Sam Humphries and Del Mundo returned to this eerie domain in the ongoing follow-up series, which centres on 16-year-old Earth girl Becca, the latest protagonist to be stranded in Weirdworld’s seemingly inescapable grasp. Swords and sorcery, barbarians and magic, and a number of familiar faces in unfamiliar roles converge in a book that has discarded the usual super-heroic trappings of the Marvel Universe. A distorted Oz meets the most sinister of Wonderlands in Weirdworld’s ever-entrancing pages.
Sam Humphries (W), Mike Del Mundo (A) • Marvel Comics, $3.99
– Andy Oliver
The Tipping Point
One of my favourite developments in comics over the last few years has been the renaissance of the comic book anthology. For a while there, comics anthologies were considered an unpopular, unprofitable publishing format, especially for mainstream publishers like Marvel and DC.
Over the past few years, crowdfunding has allowed creators and independent publishers a new avenue to produce high-quality, original anthologies featuring a stunning array of high-profile creators and visionary upstarts alike. This week sees the release of the latest entry into this ever-growing field of top-notch collections, in Humanoids Publishing’s Tipping Point.
Featuring a superb stable of award-wining international creators, each story in Tipping Point revolves around the central theme of exploring those singular moments when a “clear-cut split occurs…that tips us from one world into another, from one life to an entirely new one.”
This remarkable survey of global comics talent boasts some of the most respected names in western comics, manga, and bande desinees, including Paul Pope, Enki Bilal, John Cassaday, Naoki Urasawa, Taiyo Matsumoto, and Eddie Campbell.
Thought-provoking, well-crafted, and visually stunning, Tipping Point’s strong central premise and ultra-talented contributors offers comic book connoisseurs a robust, eclectic tome dedicated to exploring those little moments when life changes forever.

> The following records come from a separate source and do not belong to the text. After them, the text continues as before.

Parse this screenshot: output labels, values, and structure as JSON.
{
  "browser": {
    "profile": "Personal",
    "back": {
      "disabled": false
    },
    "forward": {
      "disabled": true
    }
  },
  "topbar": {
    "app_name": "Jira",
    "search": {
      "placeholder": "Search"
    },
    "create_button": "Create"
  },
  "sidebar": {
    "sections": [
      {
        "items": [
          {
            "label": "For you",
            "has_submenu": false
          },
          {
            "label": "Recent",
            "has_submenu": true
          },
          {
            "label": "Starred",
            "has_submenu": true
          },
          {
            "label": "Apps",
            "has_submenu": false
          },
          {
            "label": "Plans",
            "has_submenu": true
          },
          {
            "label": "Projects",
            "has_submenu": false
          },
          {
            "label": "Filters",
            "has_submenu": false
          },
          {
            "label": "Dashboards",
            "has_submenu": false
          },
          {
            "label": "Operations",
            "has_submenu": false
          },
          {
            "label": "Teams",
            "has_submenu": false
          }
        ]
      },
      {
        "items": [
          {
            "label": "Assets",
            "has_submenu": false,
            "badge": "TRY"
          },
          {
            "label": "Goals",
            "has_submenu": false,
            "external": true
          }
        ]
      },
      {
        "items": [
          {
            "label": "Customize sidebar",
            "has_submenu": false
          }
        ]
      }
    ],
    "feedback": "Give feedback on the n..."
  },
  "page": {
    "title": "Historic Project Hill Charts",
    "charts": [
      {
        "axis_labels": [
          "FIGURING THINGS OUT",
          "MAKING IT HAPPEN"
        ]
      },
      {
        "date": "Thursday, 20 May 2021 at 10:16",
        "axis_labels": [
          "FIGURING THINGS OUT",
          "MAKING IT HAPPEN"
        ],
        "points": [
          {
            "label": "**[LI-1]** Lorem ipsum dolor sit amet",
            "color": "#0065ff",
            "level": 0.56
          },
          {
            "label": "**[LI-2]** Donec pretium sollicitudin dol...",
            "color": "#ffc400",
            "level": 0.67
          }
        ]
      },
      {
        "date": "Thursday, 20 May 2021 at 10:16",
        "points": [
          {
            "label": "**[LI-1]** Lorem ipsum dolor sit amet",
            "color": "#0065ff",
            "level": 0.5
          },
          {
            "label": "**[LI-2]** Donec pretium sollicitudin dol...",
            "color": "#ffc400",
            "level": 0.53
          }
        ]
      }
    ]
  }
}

Various (W), Various (A) • Humanoids Publishing, $29.95.
– Jason Wilkins